The insightful discussions focused on how microfinance institutions (MFIs), investors in this asset class, including the U.S. government, are coping with the challenges affecting the industry which include current global macroeconomic conditions and the ongoing financial markets crisis. The severity of these global impacts on an MFI’s portfolio quality and growth, earnings, as well as risk exposures could vary dramatically by institution. One has to examine a country and/or regional market’s economic and financial characteristics and how these factors combine with the individual MFI’s strategies, structures [deposit taking or not], operating policies and capital profiles to determine the outcome of the impacts. For example, in some countries MFIs experienced negative portfolio growth in the first quarter of 2009, whereas in North and Sub-Sahara Africa, MFIs were more resilient to the economic and financial shocks, resulting in continued portfolio growth. “With regard to growth,” said Roland Dominice, “we used to be at 50–60 percent per annum; now we are at 20–30 percent….But continued growth allows us to address the needs of more people [who need access to financial services].”
In general, across all MFIs portfolio quality had not deteriorated materially. Profitability was weakened but is also still holding-up, “MFIs have seen some impact on profitability [due to the economy],” said Camilla Nestor, “although most MFIs which were profitable are still profitable.”
Panelists also agreed that many MFIs’ borrowings are exposed to foreign hard-currency dislocations (depreciation in their country’s currency) which makes their servicing of the foreign currency debt more expensive and contributes to a weakening of profitability. In fact, it was said that all MFI markets (except Bolivia) saw depreciation in their local currencies as compared with the U.S. dollar or the euro—a concern that all on the panel deemed as a priority for future consideration in loan execution.
Questions ranged from how credit rating agencies rate MFIs to views on MFI consolidations in varying regions or by MFI tiers—a thought that generated a lot of discussion. “I think we’ll start to hear more about the consolidation [of MFIs],” said Ann Miles. “We’re going to see more MFIs disappear at the smaller level.”
The Financial Women’s Association and the Microfinance Club of New York co-sponsored this event, which was moderated by Andrea M. Esposito, Managing Director, Standard & Poor’s, New York. The groups extended special thanks to The McGraw-Hill Companies for hosting this important event.

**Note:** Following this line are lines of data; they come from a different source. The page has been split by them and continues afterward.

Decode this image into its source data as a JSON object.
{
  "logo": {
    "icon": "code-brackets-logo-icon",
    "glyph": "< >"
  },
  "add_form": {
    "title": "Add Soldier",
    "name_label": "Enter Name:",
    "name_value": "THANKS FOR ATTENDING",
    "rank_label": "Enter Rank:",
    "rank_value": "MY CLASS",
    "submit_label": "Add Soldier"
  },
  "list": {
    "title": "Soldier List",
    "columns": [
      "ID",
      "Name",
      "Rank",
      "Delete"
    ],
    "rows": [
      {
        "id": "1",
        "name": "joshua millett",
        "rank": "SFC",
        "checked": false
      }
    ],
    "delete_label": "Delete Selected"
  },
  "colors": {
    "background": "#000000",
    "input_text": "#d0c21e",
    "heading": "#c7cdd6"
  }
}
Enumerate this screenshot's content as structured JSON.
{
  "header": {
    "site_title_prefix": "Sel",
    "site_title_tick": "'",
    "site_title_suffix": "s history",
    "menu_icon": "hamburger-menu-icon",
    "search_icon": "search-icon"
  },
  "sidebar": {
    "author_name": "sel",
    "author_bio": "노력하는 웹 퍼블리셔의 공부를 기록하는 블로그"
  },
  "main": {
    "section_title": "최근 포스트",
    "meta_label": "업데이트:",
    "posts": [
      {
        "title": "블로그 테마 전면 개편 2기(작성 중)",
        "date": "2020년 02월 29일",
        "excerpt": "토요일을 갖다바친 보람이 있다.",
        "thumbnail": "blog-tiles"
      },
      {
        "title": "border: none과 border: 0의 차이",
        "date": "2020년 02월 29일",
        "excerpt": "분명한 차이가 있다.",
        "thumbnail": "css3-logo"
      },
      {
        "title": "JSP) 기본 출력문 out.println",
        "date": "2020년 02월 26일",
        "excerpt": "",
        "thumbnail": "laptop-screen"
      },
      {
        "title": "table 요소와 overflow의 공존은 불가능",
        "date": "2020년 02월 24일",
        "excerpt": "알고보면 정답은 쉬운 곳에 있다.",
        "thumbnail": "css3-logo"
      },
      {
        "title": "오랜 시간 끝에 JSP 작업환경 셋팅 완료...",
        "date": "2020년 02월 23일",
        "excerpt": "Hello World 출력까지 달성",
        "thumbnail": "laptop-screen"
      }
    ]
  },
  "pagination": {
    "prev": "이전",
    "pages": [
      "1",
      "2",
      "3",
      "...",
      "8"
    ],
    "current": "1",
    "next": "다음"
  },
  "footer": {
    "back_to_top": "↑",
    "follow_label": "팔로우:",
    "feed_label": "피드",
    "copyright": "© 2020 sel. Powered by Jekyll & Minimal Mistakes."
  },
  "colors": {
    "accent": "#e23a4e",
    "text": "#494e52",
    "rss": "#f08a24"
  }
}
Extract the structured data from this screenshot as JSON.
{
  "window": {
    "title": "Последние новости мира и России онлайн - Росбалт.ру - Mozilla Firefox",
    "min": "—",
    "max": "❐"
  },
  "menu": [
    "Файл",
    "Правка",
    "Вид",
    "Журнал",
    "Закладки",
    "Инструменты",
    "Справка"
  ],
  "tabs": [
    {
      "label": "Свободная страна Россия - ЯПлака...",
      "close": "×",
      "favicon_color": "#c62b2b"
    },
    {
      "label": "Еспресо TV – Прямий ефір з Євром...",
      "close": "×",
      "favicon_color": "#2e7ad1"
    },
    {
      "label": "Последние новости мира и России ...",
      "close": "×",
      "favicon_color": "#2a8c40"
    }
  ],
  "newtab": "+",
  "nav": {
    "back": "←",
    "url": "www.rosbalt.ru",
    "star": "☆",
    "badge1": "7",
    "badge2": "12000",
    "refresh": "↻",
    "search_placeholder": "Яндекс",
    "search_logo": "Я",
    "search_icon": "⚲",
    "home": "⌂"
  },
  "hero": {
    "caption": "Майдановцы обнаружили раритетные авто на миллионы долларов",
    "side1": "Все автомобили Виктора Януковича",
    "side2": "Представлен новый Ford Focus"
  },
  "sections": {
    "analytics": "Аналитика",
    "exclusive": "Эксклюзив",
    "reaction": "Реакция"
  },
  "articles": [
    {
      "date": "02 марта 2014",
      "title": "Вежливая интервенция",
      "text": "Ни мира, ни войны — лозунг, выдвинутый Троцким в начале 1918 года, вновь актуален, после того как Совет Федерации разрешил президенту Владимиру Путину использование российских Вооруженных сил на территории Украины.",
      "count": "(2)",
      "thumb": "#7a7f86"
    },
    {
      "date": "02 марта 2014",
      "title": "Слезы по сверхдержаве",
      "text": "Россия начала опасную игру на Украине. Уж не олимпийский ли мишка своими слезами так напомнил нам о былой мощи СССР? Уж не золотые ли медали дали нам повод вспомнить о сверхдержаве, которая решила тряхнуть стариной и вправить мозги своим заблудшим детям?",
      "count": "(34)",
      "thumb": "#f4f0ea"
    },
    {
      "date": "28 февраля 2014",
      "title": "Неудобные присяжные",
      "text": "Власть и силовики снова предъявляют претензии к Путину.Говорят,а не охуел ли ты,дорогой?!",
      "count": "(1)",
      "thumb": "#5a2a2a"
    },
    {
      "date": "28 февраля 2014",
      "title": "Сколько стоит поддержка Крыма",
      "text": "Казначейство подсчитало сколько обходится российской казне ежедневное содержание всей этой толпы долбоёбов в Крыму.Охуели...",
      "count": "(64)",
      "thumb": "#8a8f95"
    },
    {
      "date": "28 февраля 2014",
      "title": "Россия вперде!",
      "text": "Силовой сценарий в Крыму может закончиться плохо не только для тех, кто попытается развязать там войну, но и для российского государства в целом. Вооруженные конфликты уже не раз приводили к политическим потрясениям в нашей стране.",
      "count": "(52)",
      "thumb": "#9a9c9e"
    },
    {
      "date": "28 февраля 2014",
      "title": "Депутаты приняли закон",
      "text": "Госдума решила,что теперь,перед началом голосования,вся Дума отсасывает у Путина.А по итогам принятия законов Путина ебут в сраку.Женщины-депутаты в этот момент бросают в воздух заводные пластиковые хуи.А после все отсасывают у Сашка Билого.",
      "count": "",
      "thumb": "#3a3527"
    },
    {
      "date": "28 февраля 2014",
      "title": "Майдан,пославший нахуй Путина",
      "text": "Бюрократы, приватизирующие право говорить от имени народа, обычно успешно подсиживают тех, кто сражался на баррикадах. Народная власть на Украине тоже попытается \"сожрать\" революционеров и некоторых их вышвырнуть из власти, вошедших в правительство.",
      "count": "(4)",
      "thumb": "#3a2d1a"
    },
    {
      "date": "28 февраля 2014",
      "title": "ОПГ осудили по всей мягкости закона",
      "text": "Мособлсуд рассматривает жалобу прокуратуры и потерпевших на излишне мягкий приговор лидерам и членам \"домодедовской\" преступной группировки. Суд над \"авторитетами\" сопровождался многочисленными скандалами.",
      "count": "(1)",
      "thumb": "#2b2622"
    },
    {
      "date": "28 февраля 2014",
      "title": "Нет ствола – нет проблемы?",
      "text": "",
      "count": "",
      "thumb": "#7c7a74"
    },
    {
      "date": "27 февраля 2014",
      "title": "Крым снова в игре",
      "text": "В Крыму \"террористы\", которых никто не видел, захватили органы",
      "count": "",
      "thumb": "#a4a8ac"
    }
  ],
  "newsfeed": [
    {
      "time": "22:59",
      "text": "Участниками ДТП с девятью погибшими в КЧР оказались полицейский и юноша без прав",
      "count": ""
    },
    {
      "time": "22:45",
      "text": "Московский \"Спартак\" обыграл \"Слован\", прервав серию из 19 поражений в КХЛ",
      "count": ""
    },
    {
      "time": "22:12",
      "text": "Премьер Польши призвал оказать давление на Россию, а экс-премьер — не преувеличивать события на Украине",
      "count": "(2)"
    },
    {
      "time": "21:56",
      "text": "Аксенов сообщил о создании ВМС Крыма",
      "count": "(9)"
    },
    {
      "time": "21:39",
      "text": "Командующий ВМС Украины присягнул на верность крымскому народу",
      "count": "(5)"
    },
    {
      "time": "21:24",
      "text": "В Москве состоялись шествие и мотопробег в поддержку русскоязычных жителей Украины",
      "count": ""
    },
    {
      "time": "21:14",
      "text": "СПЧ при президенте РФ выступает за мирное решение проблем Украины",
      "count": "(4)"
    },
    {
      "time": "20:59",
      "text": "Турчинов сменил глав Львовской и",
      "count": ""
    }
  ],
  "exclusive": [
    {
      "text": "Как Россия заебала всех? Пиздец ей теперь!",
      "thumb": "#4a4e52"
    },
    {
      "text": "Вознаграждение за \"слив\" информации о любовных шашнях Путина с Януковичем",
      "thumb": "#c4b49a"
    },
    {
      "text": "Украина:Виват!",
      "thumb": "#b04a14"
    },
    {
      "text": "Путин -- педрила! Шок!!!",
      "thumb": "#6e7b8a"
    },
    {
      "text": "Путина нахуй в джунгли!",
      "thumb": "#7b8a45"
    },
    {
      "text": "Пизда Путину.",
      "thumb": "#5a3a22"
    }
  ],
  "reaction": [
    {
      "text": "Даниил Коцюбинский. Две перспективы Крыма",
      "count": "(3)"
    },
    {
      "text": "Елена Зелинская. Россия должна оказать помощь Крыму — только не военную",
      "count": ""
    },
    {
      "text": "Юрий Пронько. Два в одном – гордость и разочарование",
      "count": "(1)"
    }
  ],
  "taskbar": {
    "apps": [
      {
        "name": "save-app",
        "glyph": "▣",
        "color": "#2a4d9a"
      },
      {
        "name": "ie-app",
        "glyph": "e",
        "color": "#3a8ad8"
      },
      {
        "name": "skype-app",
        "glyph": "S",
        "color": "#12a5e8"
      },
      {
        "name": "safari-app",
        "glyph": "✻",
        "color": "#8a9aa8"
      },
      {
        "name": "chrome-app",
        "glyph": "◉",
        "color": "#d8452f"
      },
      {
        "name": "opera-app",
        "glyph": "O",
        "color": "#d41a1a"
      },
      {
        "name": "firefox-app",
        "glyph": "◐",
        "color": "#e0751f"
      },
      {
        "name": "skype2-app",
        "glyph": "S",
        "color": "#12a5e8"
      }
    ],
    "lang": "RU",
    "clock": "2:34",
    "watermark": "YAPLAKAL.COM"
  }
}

Kimberly Williams Weinrick and Meghan Gallagher contributed this article on behalf of the Financial Women’s Association.